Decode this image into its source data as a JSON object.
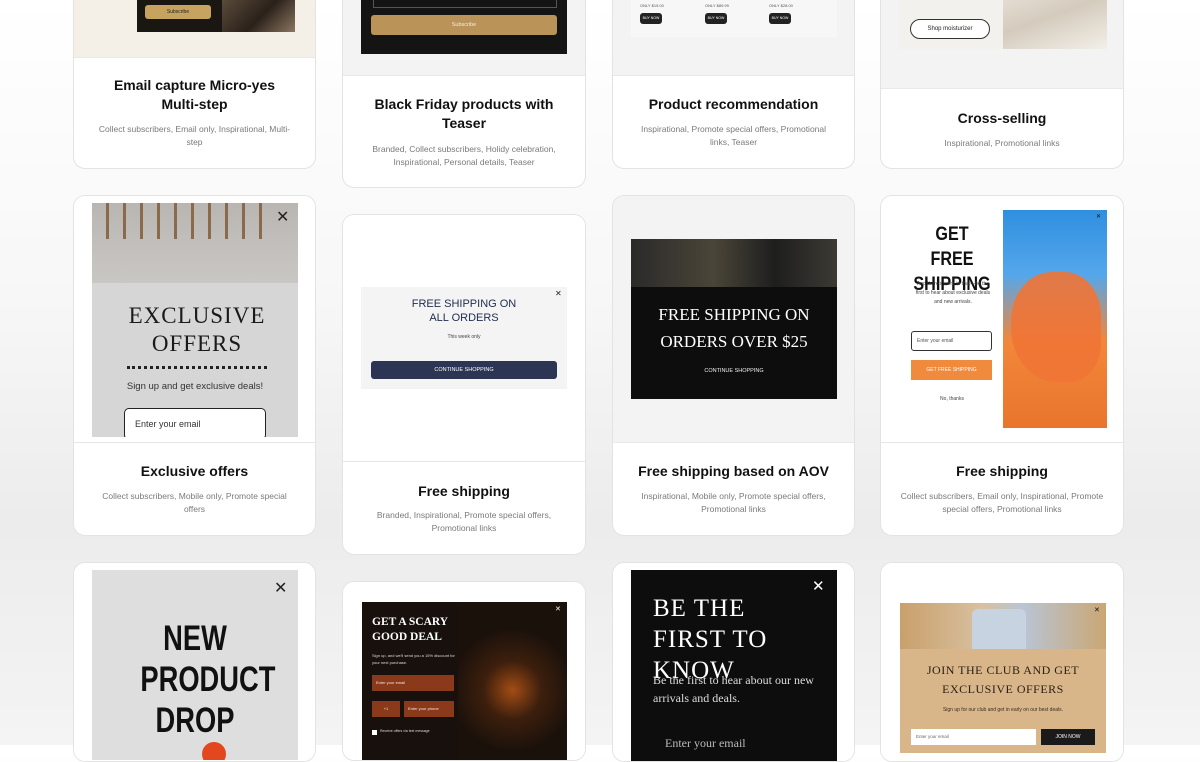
{
  "colors": {
    "card_border": "#e3e3e3",
    "tag_text": "#7a7a7a",
    "navy_button": "#2c3654",
    "orange_accent": "#f08a3c",
    "dark_panel": "#0d0d0d",
    "gold_button": "#c6a45f"
  },
  "templates": [
    {
      "title": "Email capture Micro-yes Multi-step",
      "tags": "Collect subscribers, Email only, Inspirational, Multi-step",
      "preview": {
        "button": "Subscribe"
      }
    },
    {
      "title": "Black Friday products with Teaser",
      "tags": "Branded, Collect subscribers, Holidy celebration, Inspirational, Personal details, Teaser",
      "preview": {
        "button": "Subscribe"
      }
    },
    {
      "title": "Product recommendation",
      "tags": "Inspirational, Promote special offers, Promotional links, Teaser",
      "preview": {
        "prices": [
          "ONLY $15.00",
          "ONLY $89.99",
          "ONLY $28.00"
        ],
        "button": "BUY NOW"
      }
    },
    {
      "title": "Cross-selling",
      "tags": "Inspirational, Promotional links",
      "preview": {
        "button": "Shop moisturizer"
      }
    },
    {
      "title": "Exclusive offers",
      "tags": "Collect subscribers, Mobile only, Promote special offers",
      "preview": {
        "heading": "EXCLUSIVE OFFERS",
        "subtext": "Sign up and get exclusive deals!",
        "placeholder": "Enter your email"
      }
    },
    {
      "title": "Free shipping",
      "tags": "Branded, Inspirational, Promote special offers, Promotional links",
      "preview": {
        "heading": "FREE SHIPPING ON ALL ORDERS",
        "subtext": "This week only",
        "button": "CONTINUE SHOPPING"
      }
    },
    {
      "title": "Free shipping based on AOV",
      "tags": "Inspirational, Mobile only, Promote special offers, Promotional links",
      "preview": {
        "heading": "FREE SHIPPING ON ORDERS OVER $25",
        "button": "CONTINUE SHOPPING"
      }
    },
    {
      "title": "Free shipping",
      "tags": "Collect subscribers, Email only, Inspirational, Promote special offers, Promotional links",
      "preview": {
        "heading": "GET FREE SHIPPING",
        "subtext": "And there's more to that—be the first to hear about exclusive deals and new arrivals.",
        "placeholder": "Enter your email",
        "button": "GET FREE SHIPPING",
        "dismiss": "No, thanks"
      }
    },
    {
      "title": "",
      "tags": "",
      "preview": {
        "heading": "NEW PRODUCT DROP"
      }
    },
    {
      "title": "",
      "tags": "",
      "preview": {
        "heading": "GET A SCARY GOOD DEAL",
        "subtext": "Sign up, and we'll send you a 15% discount for your next purchase.",
        "placeholder": "Enter your email",
        "code": "+1",
        "phone_placeholder": "Enter your phone",
        "consent": "Receive offers via text message"
      }
    },
    {
      "title": "",
      "tags": "",
      "preview": {
        "heading": "BE THE FIRST TO KNOW",
        "subtext": "Be the first to hear about our new arrivals and deals.",
        "placeholder": "Enter your email"
      }
    },
    {
      "title": "",
      "tags": "",
      "preview": {
        "heading": "JOIN THE CLUB AND GET EXCLUSIVE OFFERS",
        "subtext": "Sign up for our club and get in early on our best deals.",
        "placeholder": "Enter your email",
        "button": "JOIN NOW"
      }
    }
  ]
}
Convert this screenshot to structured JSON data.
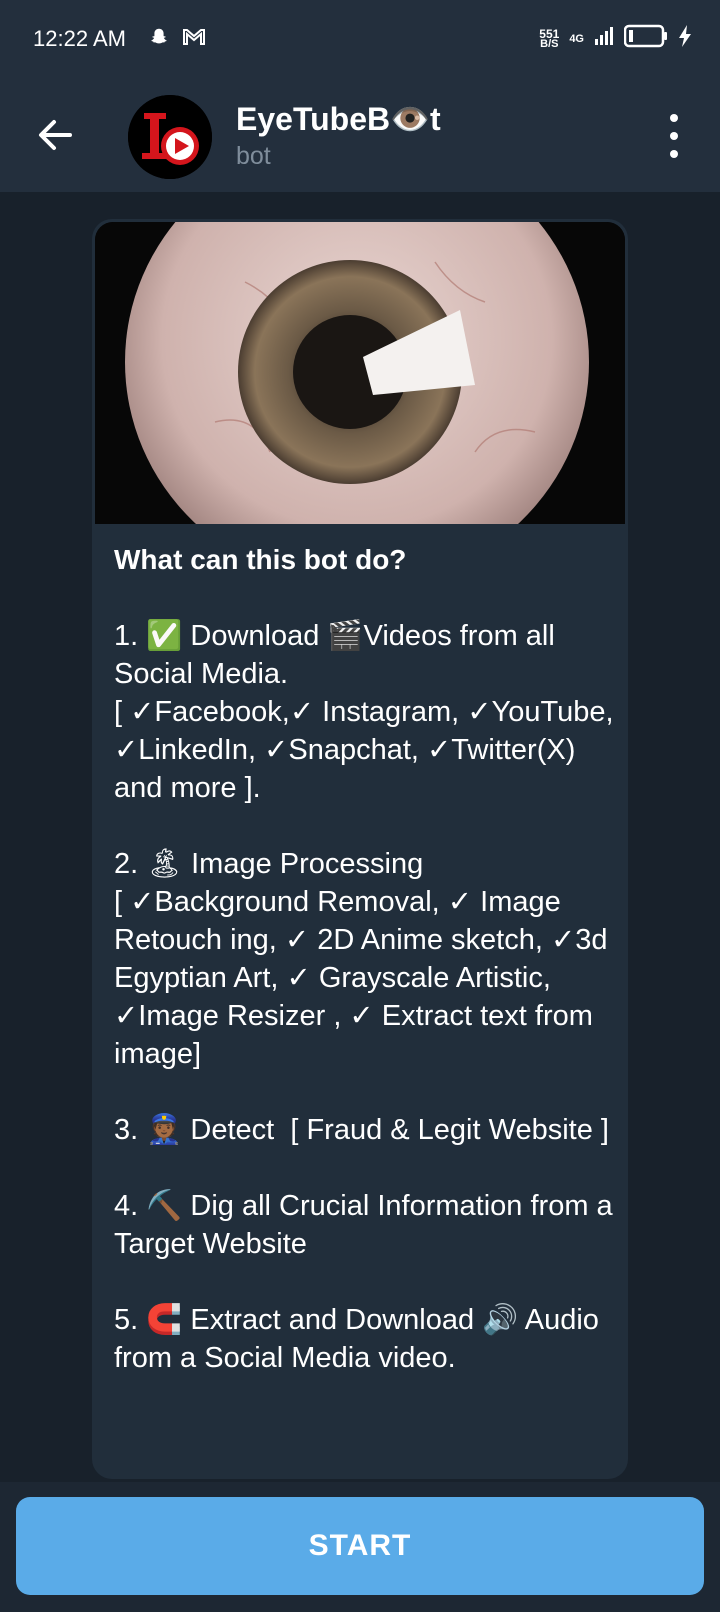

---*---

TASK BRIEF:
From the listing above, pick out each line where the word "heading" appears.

ANSWER TO THE EXERCISE:
        "heading": "EXCLUSIVE OFFERS",
        "heading": "FREE SHIPPING ON ALL ORDERS",
        "heading": "FREE SHIPPING ON ORDERS OVER $25",
        "heading": "GET FREE SHIPPING",
        "heading": "NEW PRODUCT DROP"
        "heading": "GET A SCARY GOOD DEAL",
        "heading": "BE THE FIRST TO KNOW",
        "heading": "JOIN THE CLUB AND GET EXCLUSIVE OFFERS",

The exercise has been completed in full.